Although April is traditionally Earthquake Preparedness Month in California, the Golden State and its neighbors had a shaky start to the New Year. The western region of the United States rang in 2015 with a series of small earthquakes stretching from south of Los Angeles to northern California near the Oregon border.
For Californians, the most significant of these quakes measured 3.9 on the Richter scale, rattling businesses and residents just south of Los Angeles. Though stronger shocks hit the state, this tremor appears to be the one that left the largest impact.

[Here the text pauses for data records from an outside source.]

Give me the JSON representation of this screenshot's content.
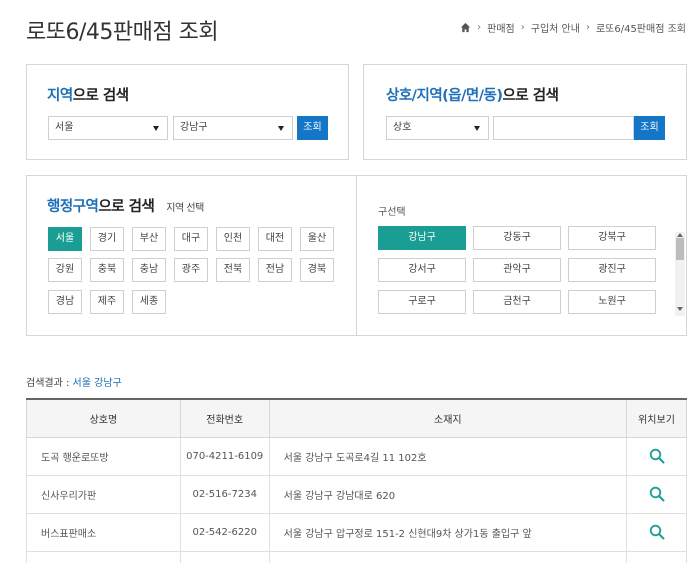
{
  "page": {
    "title": "로또6/45판매점 조회",
    "breadcrumb": [
      "판매점",
      "구입처 안내",
      "로또6/45판매점 조회"
    ]
  },
  "region_search": {
    "title_hl": "지역",
    "title_rest": "으로 검색",
    "sido_selected": "서울",
    "gugun_selected": "강남구",
    "button": "조회"
  },
  "name_search": {
    "title_hl": "상호/지역(읍/면/동)",
    "title_rest": "으로 검색",
    "type_selected": "상호",
    "query_value": "",
    "button": "조회"
  },
  "admin_search": {
    "title_hl": "행정구역",
    "title_rest": "으로 검색",
    "subtitle": "지역 선택",
    "regions": [
      "서울",
      "경기",
      "부산",
      "대구",
      "인천",
      "대전",
      "울산",
      "강원",
      "충북",
      "충남",
      "광주",
      "전북",
      "전남",
      "경북",
      "경남",
      "제주",
      "세종"
    ],
    "active_region": "서울",
    "gu_label": "구선택",
    "gus": [
      "강남구",
      "강동구",
      "강북구",
      "강서구",
      "관악구",
      "광진구",
      "구로구",
      "금천구",
      "노원구"
    ],
    "active_gu": "강남구"
  },
  "results": {
    "label": "검색결과 :",
    "value": "서울 강남구",
    "headers": [
      "상호명",
      "전화번호",
      "소재지",
      "위치보기"
    ],
    "rows": [
      {
        "name": "도곡 행운로또방",
        "phone": "070-4211-6109",
        "address": "서울 강남구 도곡로4길 11 102호"
      },
      {
        "name": "신사우리가판",
        "phone": "02-516-7234",
        "address": "서울 강남구 강남대로 620"
      },
      {
        "name": "버스표판매소",
        "phone": "02-542-6220",
        "address": "서울 강남구 압구정로 151-2 신현대9차 상가1동 출입구 앞"
      },
      {
        "name": "",
        "phone": "",
        "address": ""
      }
    ]
  },
  "colors": {
    "accent_blue": "#1376c7",
    "accent_teal": "#1a9e94",
    "title_highlight": "#1c6fb8"
  }
}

While no major injuries or fatalities have yet been reported, there will be cleanup costs in the coming weeks associated with homes and businesses damaged in the quake's path.
Farther inland, a moderate earthquake rattled a broad swath of Idaho, damaging property and triggering rock slides near its epicenter in Challis, a city that has endured hundreds of slight to moderate temblors over the last 10 months.
Although California has earned a reputation as heavy quake territory, you might be surprised to learn that Idaho is number six on the list of Top Earthquake States, according to the U.S. Geological Survey. Perhaps even more unexpectedly, California doesn't occupy the top spot. That dubious honor belongs to Alaska, which has experienced a whopping 57 percent of all quakes in the country above 3.5 magnitude since 1974. Alaskan businesses and families have long understood the essential need for earthquake insurance.
These early 2015 developments point to harsh reality: regardless of where you live or work, the possibility of an earthquake is constant. But proper planning and preparation can reduce the risk of property damage or personal injury. Review the Earthquake Safety Checklist prepared by HUB's Risk Services Team and get resources for protecting businesses.
Keep visiting HUB's Crisis Management Center for the latest updates regarding the New Year's Northwest earthquake cluster, and other breaking news related to natural catastrophes, pandemics and security hazards.